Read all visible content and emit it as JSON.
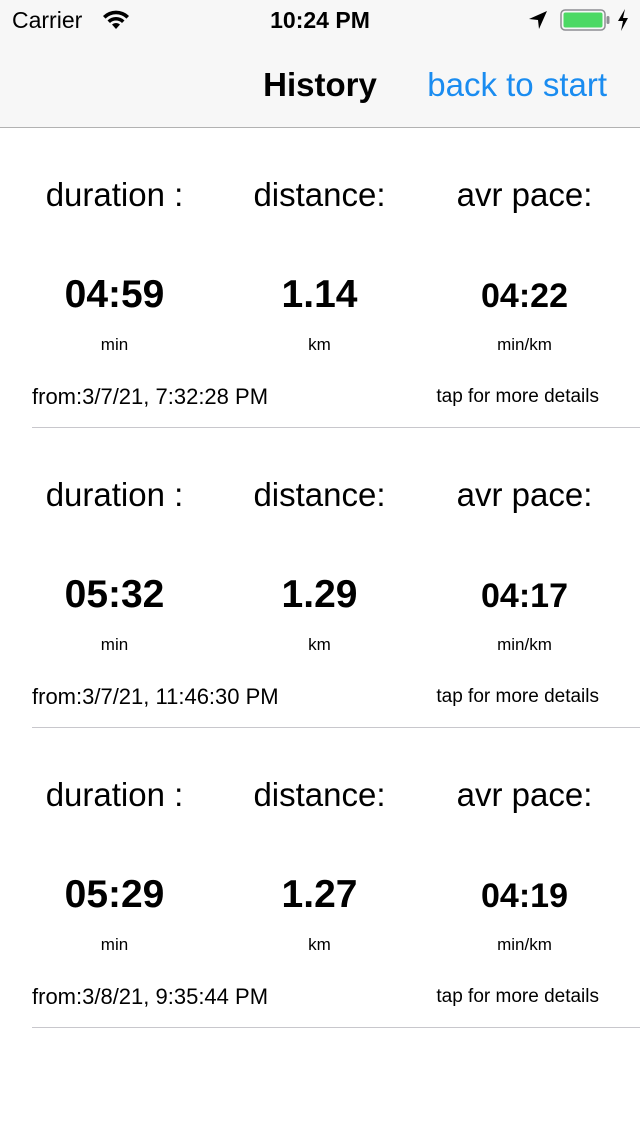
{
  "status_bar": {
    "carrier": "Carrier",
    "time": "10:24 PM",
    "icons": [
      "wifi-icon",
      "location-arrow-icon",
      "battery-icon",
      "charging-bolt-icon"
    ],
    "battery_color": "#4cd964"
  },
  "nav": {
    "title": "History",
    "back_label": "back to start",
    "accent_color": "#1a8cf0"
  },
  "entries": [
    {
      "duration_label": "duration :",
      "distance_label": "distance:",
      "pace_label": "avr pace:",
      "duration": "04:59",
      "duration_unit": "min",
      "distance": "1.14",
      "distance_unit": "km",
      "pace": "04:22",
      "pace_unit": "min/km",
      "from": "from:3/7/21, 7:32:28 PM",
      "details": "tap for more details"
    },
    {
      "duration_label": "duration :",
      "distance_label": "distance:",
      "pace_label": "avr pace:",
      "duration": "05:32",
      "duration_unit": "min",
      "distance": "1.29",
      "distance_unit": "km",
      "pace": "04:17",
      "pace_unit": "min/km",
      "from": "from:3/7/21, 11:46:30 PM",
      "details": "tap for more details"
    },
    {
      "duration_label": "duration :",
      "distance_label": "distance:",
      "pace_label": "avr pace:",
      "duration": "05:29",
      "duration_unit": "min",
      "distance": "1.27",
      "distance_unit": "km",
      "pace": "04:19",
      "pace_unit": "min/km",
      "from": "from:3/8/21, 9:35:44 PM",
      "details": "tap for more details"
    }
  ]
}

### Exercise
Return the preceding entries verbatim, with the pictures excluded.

### Solution below
Read all visible content and emit it as JSON.
{
  "status_bar": {
    "carrier": "Carrier",
    "time": "10:24 PM",
    "icons": [
      "wifi-icon",
      "location-arrow-icon",
      "battery-icon",
      "charging-bolt-icon"
    ],
    "battery_color": "#4cd964"
  },
  "nav": {
    "title": "History",
    "back_label": "back to start",
    "accent_color": "#1a8cf0"
  },
  "entries": [
    {
      "duration_label": "duration :",
      "distance_label": "distance:",
      "pace_label": "avr pace:",
      "duration": "04:59",
      "duration_unit": "min",
      "distance": "1.14",
      "distance_unit": "km",
      "pace": "04:22",
      "pace_unit": "min/km",
      "from": "from:3/7/21, 7:32:28 PM",
      "details": "tap for more details"
    },
    {
      "duration_label": "duration :",
      "distance_label": "distance:",
      "pace_label": "avr pace:",
      "duration": "05:32",
      "duration_unit": "min",
      "distance": "1.29",
      "distance_unit": "km",
      "pace": "04:17",
      "pace_unit": "min/km",
      "from": "from:3/7/21, 11:46:30 PM",
      "details": "tap for more details"
    },
    {
      "duration_label": "duration :",
      "distance_label": "distance:",
      "pace_label": "avr pace:",
      "duration": "05:29",
      "duration_unit": "min",
      "distance": "1.27",
      "distance_unit": "km",
      "pace": "04:19",
      "pace_unit": "min/km",
      "from": "from:3/8/21, 9:35:44 PM",
      "details": "tap for more details"
    }
  ]
}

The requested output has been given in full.